All but two pumpkins are harvested. The remaining couple are still green but will probably turn orange for Thanksgiving. (The orange pumpkin vine started later than these white ones).

Dichondra is happy here. It embraces the landscape river rocks and paving stones.

There isn’t a true Autumn in San Diego. Leaves do fall; more yellow, orange and brown abounds. But weather-wise this is merely a cooler version of summer with shorter days.

Then winter brings another look. Another garden emerges.

Architecture

More “Dead”

Mexico’s Day of The Dead is all about gentile and happy spirits of the after life. But there’s also more Halloween-like legends of darker angels. The malcontents and evil doers on the other side.
One of Mexico’s most legendary locations for this phenomena is Guadalajara’s downtown cemetery–their “Haunted” cemetery–Panteon de Belen. Many dates on the tombs and gravestones are from the mid 1800’s. These were well-to-do and important citizens of Guadalajara. But the graveyard came into existence during some of Mexico’s hardest times. Dark years seem to produce dark legends of after life.


The atmosphere within the walls of Belan is tranquil and beautiful. Pleasing landscaping–an array of interesting trees. There’s one tree in particular. Thick, sinuous roots form a massive trunk and vast canopy. This is Guadalajara’s most guarded tree. If it is allowed to die, a rapacious vampire will be unleashed upon a defenseless city population.
He’s terrorized the region before. Evidence was dead animals all around. Not only dead but sucked dry and bloodless. Then children died this way. A vampire was on the loose. People dared not venture out at night for fear of Lestat. A vigilante group was formed to track down the evil creature. Find him, they did; Captured by net. A lethal wooden stake was driven through his heart. And to take no chances his body was entombed in a concrete sarcophicus and buried deeply at Belan. Happiness reclaimed the homeland. Until….


The lethal wooden stake grew longer and wider from the vampire’s heart. It punched through the concrete sarcophicus lid and out of the grave. The stake became this tree. Not a sap producing tree but one of blood from all the creatures the vampire killed. Any little nick or damage, the tree dripped blood. And if the tree is allowed to die, the vampire WILL RETURN!


This story was being told to a group of very  young school children on a Day of The Dead field trip to Belan.


A heightened spookiness is possible by taking a night time tour. The chance of witnessing some of the phenomena is rumored to be quite great! For instance, one story says someone committed suicide–by neck, hanging from a tree. A night time shadow of this tree sometimes appears even though it was cut down long ago.
A cemetery guard has been seen. But there is no guard. Those who saw this guard’s face say it matched a portrait attached to one of the graves.
There’s an approaching clip clop and rattle of an 1800’s horse drawn coffin wagon. It stops at the cemetery gate. Nothing is ever there except hints of moving shadows.
Perhaps this was just too much after life activity to suit “Los Hombres Ilustres,” prominent Jalisco State and Guadalajara dignitaries buried here. They were excavated in 1947 and moved to a new Memorial “La Rotonda de Los Hombres Illustres” next to Guadalajara Cathedral.

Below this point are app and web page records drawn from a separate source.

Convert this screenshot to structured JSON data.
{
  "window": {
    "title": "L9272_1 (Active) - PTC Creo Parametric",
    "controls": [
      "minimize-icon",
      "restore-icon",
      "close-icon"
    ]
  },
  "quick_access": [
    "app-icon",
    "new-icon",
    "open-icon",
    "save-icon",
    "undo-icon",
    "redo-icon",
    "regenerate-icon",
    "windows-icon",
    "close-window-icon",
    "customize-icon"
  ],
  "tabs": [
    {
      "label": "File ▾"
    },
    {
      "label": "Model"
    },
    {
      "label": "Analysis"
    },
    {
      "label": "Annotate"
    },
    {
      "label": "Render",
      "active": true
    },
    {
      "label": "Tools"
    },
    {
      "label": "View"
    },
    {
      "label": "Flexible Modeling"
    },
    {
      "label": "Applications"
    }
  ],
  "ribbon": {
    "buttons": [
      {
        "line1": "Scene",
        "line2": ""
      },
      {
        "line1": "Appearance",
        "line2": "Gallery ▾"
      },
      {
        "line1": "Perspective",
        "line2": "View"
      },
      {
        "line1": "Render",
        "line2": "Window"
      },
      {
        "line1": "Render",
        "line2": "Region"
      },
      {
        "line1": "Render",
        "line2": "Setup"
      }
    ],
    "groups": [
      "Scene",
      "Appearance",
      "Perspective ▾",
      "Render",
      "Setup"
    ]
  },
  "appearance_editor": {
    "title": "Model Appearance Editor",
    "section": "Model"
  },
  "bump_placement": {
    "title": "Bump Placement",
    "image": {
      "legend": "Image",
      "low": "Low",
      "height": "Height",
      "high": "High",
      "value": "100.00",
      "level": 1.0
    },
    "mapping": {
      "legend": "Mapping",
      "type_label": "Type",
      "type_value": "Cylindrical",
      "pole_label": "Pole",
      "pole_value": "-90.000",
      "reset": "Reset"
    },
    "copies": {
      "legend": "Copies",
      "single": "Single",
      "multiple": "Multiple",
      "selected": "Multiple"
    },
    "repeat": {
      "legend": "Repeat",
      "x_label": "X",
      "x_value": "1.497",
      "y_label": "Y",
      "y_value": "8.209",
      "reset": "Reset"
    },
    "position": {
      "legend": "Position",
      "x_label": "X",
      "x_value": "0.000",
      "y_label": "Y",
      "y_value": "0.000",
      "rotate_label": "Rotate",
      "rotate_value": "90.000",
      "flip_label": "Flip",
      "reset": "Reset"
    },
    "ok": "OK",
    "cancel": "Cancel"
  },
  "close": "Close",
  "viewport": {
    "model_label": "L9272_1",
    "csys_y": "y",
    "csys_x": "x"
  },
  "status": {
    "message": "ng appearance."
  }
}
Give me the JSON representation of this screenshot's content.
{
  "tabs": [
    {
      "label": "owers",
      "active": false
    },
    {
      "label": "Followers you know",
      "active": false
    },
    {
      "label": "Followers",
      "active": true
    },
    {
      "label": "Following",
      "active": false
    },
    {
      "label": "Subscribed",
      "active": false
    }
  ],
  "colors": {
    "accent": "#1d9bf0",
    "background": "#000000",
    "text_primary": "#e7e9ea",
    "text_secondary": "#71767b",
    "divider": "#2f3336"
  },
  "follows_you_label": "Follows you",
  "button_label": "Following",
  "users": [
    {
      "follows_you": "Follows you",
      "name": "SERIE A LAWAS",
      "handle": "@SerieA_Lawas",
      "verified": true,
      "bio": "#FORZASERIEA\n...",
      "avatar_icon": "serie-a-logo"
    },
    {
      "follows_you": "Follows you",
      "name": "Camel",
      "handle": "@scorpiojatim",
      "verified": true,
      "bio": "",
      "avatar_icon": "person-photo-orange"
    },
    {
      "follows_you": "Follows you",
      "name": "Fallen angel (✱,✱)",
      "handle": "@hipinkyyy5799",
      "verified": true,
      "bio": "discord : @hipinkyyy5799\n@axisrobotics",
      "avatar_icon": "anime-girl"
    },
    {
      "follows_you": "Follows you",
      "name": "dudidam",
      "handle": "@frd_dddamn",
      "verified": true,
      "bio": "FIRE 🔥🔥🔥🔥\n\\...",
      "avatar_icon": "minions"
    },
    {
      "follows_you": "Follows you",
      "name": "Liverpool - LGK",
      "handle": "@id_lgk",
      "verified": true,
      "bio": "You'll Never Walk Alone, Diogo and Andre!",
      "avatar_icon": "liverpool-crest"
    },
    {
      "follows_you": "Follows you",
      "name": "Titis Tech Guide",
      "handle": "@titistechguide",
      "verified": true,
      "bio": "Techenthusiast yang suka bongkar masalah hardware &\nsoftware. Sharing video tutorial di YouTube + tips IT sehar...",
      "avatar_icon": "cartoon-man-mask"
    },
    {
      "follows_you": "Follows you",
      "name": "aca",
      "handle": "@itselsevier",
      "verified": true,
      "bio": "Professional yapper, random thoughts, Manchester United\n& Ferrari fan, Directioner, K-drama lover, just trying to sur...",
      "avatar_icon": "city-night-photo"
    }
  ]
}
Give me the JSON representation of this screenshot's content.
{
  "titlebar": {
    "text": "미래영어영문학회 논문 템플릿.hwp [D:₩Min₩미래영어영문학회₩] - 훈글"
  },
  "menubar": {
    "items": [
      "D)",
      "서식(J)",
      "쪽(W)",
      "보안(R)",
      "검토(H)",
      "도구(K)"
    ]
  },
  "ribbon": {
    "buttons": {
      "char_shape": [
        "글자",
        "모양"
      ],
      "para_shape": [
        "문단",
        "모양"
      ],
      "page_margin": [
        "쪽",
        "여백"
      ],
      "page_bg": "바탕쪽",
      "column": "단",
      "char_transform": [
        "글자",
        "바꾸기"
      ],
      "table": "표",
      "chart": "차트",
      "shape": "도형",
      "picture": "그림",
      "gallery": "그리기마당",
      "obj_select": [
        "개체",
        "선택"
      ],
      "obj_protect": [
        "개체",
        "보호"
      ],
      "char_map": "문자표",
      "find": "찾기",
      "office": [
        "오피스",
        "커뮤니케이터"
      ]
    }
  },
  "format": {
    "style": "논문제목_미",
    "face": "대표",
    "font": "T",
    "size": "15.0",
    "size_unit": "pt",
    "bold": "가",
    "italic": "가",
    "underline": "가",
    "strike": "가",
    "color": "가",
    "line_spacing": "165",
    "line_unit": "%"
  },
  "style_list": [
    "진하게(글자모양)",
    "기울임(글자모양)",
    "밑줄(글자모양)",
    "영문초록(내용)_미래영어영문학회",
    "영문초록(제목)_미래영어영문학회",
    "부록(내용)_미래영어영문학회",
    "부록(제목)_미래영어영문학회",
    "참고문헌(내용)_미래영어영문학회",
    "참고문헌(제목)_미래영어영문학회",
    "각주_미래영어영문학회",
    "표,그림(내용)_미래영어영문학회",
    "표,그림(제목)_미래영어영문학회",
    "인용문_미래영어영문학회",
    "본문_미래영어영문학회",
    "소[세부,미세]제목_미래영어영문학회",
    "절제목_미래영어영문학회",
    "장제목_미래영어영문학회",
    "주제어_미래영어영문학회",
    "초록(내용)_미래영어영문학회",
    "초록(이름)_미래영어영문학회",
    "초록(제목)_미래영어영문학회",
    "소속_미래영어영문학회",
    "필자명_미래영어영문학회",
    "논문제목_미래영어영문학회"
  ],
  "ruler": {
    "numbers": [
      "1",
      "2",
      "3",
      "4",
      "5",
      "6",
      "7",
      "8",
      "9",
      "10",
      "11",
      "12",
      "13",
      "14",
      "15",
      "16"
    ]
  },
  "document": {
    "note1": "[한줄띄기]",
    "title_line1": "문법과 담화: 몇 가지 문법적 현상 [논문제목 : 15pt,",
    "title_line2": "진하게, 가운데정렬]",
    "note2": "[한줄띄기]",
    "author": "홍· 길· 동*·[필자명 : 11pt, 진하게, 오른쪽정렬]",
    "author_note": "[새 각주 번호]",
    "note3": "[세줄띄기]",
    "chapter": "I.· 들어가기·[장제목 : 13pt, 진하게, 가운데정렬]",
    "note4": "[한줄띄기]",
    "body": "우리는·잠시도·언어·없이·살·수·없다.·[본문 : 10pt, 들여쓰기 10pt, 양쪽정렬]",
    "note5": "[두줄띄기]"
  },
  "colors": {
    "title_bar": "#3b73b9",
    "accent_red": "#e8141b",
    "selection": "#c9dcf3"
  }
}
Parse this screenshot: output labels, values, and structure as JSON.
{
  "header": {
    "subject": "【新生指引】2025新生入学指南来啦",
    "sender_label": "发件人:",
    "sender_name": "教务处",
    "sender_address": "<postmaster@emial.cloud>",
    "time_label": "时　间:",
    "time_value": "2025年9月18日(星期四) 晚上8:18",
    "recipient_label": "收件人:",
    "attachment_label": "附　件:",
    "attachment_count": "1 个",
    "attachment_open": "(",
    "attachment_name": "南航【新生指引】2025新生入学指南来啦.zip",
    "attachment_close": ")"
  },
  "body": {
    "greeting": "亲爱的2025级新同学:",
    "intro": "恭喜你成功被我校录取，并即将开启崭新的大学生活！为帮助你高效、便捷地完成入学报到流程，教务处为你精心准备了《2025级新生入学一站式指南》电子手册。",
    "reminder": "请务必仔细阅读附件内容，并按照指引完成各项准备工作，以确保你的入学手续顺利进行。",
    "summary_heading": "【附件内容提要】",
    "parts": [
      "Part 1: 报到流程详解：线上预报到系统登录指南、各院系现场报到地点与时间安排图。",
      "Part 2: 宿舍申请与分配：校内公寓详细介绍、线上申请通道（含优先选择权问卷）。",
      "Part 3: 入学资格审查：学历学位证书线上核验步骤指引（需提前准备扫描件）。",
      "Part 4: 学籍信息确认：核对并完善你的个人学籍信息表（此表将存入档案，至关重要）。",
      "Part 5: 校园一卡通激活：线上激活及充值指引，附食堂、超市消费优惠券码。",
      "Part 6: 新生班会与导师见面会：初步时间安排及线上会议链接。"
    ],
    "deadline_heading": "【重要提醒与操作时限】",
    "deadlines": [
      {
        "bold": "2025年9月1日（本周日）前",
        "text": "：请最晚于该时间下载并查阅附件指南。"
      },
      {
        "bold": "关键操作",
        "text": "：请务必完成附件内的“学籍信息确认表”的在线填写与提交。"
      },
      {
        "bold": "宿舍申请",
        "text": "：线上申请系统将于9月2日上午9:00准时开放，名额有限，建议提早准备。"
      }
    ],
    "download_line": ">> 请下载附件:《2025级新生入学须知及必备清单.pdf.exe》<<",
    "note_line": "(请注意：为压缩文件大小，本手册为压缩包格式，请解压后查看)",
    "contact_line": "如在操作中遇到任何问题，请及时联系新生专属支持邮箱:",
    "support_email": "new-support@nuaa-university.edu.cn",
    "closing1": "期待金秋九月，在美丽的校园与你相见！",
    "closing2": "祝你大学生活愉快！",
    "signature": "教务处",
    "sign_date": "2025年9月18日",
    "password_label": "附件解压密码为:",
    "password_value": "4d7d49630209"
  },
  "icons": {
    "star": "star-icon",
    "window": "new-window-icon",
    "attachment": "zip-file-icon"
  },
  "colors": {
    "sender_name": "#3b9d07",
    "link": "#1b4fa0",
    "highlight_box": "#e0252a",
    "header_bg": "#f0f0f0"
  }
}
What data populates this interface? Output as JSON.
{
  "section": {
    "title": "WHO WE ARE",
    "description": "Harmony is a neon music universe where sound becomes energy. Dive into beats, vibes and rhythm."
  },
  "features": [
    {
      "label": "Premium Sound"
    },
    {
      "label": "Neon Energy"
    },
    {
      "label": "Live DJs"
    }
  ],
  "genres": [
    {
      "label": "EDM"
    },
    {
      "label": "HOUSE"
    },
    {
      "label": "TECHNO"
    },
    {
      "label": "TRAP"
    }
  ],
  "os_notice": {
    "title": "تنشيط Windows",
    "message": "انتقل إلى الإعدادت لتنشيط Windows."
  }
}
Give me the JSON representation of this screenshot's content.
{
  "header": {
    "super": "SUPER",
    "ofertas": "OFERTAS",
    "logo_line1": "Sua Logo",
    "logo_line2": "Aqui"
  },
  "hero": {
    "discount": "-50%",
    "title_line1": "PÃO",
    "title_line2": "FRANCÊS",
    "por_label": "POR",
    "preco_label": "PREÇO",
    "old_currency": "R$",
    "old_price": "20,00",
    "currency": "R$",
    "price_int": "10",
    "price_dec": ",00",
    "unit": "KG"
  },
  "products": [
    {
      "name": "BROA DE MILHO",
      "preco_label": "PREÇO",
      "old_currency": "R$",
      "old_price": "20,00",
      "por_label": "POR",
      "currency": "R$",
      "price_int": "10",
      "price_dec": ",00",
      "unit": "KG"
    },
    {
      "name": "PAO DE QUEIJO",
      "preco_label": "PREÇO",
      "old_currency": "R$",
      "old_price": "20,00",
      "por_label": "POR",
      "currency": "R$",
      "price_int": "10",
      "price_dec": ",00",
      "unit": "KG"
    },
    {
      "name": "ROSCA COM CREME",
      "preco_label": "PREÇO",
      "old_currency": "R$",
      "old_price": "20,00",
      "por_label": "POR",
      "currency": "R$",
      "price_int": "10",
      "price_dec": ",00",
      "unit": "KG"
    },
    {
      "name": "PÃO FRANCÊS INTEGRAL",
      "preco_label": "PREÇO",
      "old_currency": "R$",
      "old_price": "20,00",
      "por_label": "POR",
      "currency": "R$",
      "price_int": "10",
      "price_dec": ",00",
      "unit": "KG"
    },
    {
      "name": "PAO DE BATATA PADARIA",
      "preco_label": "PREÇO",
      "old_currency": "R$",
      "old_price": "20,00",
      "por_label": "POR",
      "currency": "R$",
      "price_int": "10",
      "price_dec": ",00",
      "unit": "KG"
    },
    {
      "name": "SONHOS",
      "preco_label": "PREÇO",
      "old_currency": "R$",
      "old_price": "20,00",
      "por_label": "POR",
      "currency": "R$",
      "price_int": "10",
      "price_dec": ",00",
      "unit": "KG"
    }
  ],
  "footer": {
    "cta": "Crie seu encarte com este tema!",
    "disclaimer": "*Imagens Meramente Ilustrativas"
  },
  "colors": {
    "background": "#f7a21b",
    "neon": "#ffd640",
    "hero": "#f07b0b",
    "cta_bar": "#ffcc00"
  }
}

The architecture next to them may seem familiar to those big shots. The Cathedral towers and the Belan Cemetery Pavilion under which the illustrious were buried had the same architect.